Fourth, John teaches very simply and very plainly that this God-Man, the Creator of all joined to his creation in the Person of Christ, has been given to man as Life and Light. In him was life, and that life was the light of men. The light shines in the darkness, but the darkness has not understood it. Because of our sin, all was death, all was darkness and despair. But in the God-Man, born in Bethlehem, in the 33 years he spent on the earth, in his life, in his death, in his resurrection – there was life and there was light. John the Baptist testified to that light. There was God the Lamb of God earning life for sinful man. There was God revealing the light of grace to a world in darkness. Only in Christ was there life and light, only in that man who made his dwelling among us for 33 years.
But as St. John says, the light still shines in the darkness and life is still given to men in the preaching of the gospel, in the Holy Scriptures, in the Sacraments, through his ministers, Christ comes and reveals his life and his light. Even now, as we contemplate the mystery of the incarnation – the simple, saving truth of Christmas – there is life in these words, and light is shining in the darkness. In Baptism, Christ truly comes with his life and his light. In the Holy Supper, Christ truly comes with his flesh and blood, born in Bethlehem, to give life and light to sinful men.
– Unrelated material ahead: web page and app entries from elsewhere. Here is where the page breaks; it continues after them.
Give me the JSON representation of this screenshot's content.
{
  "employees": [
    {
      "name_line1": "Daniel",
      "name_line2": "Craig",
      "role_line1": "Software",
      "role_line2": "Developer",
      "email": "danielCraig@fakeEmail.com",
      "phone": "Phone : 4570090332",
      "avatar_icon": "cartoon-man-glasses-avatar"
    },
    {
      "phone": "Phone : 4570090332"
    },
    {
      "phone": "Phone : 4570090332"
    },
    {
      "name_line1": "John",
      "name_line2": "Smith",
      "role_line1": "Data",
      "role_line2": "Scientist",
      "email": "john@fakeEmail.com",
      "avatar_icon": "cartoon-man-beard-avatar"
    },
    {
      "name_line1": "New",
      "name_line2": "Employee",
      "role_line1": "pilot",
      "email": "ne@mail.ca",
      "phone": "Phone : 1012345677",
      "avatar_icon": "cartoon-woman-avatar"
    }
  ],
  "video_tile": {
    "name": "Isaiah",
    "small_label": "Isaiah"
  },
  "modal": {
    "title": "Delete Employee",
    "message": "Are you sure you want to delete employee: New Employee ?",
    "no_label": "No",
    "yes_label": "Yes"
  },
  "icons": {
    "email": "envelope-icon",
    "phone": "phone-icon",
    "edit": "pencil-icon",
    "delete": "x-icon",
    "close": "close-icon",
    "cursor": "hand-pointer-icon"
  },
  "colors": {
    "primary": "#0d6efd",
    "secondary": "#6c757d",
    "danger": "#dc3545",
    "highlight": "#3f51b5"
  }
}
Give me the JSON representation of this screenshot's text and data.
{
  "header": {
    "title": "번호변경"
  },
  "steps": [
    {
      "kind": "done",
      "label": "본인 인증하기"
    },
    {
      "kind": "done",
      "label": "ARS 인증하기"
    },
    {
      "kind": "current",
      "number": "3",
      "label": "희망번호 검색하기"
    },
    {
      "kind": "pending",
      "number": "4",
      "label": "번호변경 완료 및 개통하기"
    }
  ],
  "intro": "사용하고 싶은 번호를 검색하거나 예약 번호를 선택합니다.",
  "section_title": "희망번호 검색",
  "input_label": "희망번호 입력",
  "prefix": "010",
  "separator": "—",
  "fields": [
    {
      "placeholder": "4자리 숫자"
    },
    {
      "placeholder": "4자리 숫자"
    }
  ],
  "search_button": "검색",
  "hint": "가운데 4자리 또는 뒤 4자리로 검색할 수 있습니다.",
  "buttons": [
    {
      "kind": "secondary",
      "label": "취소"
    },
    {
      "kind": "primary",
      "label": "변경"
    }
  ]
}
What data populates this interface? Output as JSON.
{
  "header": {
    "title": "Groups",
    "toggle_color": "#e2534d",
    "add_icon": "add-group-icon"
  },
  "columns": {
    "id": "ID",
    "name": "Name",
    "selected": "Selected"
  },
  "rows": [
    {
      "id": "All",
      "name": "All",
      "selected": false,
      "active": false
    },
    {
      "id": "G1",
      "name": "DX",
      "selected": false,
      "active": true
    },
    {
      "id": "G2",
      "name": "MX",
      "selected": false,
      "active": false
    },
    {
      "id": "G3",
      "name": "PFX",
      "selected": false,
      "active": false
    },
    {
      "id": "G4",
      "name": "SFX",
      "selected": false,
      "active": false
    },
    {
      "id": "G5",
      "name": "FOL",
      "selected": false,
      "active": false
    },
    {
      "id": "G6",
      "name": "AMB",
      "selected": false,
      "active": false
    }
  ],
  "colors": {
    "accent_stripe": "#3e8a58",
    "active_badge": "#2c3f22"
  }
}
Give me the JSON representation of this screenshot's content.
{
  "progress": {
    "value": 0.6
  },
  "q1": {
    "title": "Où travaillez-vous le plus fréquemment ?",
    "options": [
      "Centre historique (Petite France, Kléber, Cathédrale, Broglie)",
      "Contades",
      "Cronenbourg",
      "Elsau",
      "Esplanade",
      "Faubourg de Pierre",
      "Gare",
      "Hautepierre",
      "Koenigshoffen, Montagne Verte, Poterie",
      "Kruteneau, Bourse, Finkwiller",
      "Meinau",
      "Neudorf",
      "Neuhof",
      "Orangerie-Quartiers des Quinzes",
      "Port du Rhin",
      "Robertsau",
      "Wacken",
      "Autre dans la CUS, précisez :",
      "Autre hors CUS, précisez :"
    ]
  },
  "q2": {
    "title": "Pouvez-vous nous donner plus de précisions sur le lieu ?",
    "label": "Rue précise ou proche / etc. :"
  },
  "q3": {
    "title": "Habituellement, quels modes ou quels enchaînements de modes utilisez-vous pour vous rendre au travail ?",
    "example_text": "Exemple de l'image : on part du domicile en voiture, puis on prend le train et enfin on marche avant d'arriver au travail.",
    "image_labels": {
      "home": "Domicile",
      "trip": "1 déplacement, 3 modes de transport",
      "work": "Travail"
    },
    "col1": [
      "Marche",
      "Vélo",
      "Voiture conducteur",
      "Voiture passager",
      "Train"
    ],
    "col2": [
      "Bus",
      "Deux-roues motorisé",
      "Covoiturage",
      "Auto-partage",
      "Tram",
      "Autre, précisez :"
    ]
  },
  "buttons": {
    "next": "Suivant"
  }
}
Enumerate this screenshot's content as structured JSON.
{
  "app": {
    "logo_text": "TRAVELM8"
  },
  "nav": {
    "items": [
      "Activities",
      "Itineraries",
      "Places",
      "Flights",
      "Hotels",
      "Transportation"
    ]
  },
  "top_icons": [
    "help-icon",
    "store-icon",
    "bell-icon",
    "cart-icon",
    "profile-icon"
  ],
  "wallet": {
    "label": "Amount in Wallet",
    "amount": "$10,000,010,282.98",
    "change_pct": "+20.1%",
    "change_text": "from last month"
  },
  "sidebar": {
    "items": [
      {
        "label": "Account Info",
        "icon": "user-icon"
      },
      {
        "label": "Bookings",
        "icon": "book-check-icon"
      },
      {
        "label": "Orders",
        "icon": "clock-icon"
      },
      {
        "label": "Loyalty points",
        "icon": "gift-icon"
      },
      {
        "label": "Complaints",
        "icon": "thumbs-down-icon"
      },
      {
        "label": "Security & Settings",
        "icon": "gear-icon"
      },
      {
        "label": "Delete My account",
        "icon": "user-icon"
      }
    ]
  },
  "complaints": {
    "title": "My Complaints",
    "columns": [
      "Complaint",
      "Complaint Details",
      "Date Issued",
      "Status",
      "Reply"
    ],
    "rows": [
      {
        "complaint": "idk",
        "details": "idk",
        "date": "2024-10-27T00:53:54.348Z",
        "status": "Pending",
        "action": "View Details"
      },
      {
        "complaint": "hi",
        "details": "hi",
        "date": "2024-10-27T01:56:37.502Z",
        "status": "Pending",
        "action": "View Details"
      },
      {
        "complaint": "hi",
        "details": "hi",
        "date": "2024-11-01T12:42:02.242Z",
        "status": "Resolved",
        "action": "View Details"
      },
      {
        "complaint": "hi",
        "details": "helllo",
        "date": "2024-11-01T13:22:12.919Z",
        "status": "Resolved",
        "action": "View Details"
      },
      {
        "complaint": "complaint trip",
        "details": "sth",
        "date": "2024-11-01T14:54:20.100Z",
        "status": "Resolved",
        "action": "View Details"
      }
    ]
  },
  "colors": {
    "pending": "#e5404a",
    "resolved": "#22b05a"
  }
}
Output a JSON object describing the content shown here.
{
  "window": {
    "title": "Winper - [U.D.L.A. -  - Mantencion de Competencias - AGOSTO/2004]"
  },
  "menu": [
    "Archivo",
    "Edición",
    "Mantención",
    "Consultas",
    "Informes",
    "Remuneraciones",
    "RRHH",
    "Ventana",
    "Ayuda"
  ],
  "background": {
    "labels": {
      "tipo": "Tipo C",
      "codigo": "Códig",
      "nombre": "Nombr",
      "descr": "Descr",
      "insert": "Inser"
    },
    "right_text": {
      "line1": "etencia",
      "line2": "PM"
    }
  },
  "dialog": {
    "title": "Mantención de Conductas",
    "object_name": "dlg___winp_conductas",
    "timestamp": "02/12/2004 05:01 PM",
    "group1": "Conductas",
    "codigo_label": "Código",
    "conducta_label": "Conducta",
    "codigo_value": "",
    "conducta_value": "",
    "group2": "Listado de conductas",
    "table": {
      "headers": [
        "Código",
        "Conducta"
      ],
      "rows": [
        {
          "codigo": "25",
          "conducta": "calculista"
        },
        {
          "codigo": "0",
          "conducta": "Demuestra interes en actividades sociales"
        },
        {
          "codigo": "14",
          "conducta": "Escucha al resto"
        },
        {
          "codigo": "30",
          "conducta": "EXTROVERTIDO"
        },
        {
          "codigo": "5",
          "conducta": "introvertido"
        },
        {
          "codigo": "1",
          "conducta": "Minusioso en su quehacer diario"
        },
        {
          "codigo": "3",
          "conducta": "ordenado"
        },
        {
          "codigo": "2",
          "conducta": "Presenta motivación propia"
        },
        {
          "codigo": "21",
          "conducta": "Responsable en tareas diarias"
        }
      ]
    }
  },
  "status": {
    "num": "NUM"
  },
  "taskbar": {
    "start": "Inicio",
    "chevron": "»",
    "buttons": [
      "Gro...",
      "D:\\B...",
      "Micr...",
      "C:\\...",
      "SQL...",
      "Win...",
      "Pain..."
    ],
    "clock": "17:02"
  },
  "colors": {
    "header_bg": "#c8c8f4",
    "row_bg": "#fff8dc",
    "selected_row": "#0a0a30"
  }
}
Apart from Christ, all is darkness and death. But John teaches the simple, saving truth that Christ has been given to man as life and light. Only there. Only in him. Whoever denies that simple truth cannot be saved.
And sadly, that includes most of the world. He was in the world, and though the world was made through him, the world did not recognize him. He came to that which was his own, but his own did not receive him. The Word became flesh to reveal the love and the grace of God to the whole world of men, but men loved darkness rather than light. The world still loves darkness rather than light, still wants to wallow in sin, still wants to earn its own way to salvation. To receive Jesus Christ, born in Bethlehem as the eternal Word of God now incarnate, to receive Jesus Christ, born in Bethlehem, as the only life and light of men – the world is unwilling.
And you were part of the world, too, lost in darkness and death, but here you are, gathered together on Christmas Day, believing the simple, saving truth of Christmas, receiving the Christ child for who he is: true God, true man, who created all things, who has been given to man as life and light. To all who received him, to those who believed in his name, he gave the right to become children of God— children born not of natural descent, nor of human decision or a husband’s will, but born of God. Marvel at God’s grace, sing joy to the world, for the Lord is come and his gospel has taken you who were once unwilling and made you willing to receive the Word of God incarnate, to know him and to trust in him, and so to be saved by him.
This is the simple, saving truth of Christmas. Wouldn’t it be a happier time of year if everyone knew it – and if we all remembered it? The truth is, Christmas is not about presents and trees! And it’s not about family or friends or a job or health or money or a meal. Whether you have those things or whether you don’t have them, Christmas remains the same for all: it’s about the true God who was born as a true man – the creator of all things, who has been given forever to all men as life and light. If you know him as St. John reveals him, then you are in a minority, but it’s a blessed minority, because you have Christ, and in Christ you have all things – even forgiveness of sins, eternal life, and salvation. Give thanks to God on this Christmas Day, and rejoice in the simple, saving truth of Christmas. Amen.